Born in Madrid, Alejandro Cerrudo received his training at the Real Conservatorio Professional de Danza de Madrid. After becoming a professional dancer in 1998 Alejandro has built a dance career shaped by companies such as Victor Ullate Ballet, Stuttgart Ballet, Nederlands Dans Theater 2, and Hubbard Street Dance Chicago. In 2008 Alejandro was named Hubbard Street Choreographic Fellow and became the company’s first Resident Choreographer in 2009. He has created several works for Hubbard Street, including collaborations with the Chicago Symphony Orchestra and Nederlands Dans Theater. Alejandro’s works are performed by dance companies worldwide.
Hubbard Street Dance

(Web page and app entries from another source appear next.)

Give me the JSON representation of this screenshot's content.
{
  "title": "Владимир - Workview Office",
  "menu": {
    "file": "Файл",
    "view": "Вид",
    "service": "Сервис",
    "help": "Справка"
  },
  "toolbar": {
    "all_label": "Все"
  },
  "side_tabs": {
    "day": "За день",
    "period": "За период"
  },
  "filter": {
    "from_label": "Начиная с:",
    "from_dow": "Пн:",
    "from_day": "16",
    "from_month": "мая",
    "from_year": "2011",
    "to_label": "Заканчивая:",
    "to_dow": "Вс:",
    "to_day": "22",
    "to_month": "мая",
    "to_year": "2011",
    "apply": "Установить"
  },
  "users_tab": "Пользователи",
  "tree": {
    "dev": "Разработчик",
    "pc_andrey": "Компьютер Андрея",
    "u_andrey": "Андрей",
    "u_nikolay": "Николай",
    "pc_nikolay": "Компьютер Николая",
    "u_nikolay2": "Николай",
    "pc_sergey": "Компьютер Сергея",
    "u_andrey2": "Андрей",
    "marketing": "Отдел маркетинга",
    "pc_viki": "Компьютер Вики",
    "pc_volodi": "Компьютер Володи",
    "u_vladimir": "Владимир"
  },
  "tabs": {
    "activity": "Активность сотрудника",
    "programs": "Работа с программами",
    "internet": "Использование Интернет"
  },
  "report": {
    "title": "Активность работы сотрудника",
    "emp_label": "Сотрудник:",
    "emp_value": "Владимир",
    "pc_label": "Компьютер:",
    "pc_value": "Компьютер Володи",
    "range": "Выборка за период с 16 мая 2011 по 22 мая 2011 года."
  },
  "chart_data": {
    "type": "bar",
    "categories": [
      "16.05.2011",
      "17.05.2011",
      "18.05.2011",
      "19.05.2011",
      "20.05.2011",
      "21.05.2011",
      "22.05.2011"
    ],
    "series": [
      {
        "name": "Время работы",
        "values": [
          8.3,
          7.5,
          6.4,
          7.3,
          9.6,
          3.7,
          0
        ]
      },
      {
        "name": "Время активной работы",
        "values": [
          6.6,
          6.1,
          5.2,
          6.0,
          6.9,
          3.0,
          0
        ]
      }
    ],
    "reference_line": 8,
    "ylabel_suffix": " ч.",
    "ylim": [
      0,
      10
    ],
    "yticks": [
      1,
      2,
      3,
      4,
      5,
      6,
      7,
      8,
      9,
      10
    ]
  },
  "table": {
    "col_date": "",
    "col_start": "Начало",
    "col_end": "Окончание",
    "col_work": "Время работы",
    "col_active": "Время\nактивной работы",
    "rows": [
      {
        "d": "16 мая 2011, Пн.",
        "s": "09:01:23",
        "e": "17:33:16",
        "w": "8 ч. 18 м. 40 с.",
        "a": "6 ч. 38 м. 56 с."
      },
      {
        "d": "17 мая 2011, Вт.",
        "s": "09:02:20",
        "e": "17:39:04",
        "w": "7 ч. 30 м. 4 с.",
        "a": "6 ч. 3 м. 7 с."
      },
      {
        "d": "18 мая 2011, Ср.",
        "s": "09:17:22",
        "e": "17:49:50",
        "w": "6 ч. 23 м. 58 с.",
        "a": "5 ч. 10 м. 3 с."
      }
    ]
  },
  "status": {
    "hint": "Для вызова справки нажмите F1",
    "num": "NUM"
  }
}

David Michalek is an artist who takes portraiture as the starting point for the creation of his works in a range of mediums. While earning a B.A in English Literature from U.C.L.A., David worked as an assistant to noted photographer Herb Ritts. In the mid-1990s, he began his professional photographic career working as a portrait artist for various publications, such as The New Yorker, Interview, and Vogue. At the same time, David began to delve into performance, installation, and multi-disciplinary projects. His work has been shown at institutions such as the Brooklyn Museum, the Los Angeles Music Center, Sadler’s Wells Theatre, Opera Bastille, Venice Biennale, and Lincoln Center for the Performing Arts. David lives in New York with his wife, Wendy Whelan.
Joe Levasseur has collaborated with many dance artists including John Jasperse, RoseAnne Spradlin, Sarah Michelson, David Dorfman, Jodi Melnick, Beth Gill, Maria Hassabi, Ishmael Houston-Jones, LeeSaar the Company, Anna Sperber, Megan Sprenger, and Christopher Williams. He has received two Bessie awards for his design work, and in 2009 his Drop Clock Installation was featured in the lobby of Dance Theater Workshop (now New York Live Arts). In 2010 he showed a collection of original paintings at Performance Space 122.
Karen Young has designed costumes for numerous dance and video art projects and has recently been teaching at Rhode Island School of Design. Costume design for video art include Eve Sussman’s 89 Seconds at Alcazar and The Rape of the Sabine Women, Matthew Barney’s Cremaster 5, Toni Dove’s Lucid Possession, and David Michalek’s Slow Dancing and Portraits in Dramatic Time. Recent design for performance includes projects with the Martha Graham Dance Company, American Ballet Theater, Keigwin + Co., Armitage Gone Dance, and Morphoses.
Davison Scandrett served as Director of Production for the Merce Cunningham Dance Company from 2008 until the Company’s closure in 2012. Other production management credits include dances by Sarah Michelson, Miguel Gutierrez, Rashaun Mitchell, Joanna Haigood, Silas Riener, Jennifer Monson, and Pam Tanowitz, as well as extensive experience in commercial touring and event production. Davison is a Bessie Award–winning lighting designer who recently designed Veal for Harrison Atelier and Un Jour ou Deux for Paris Opera Ballet.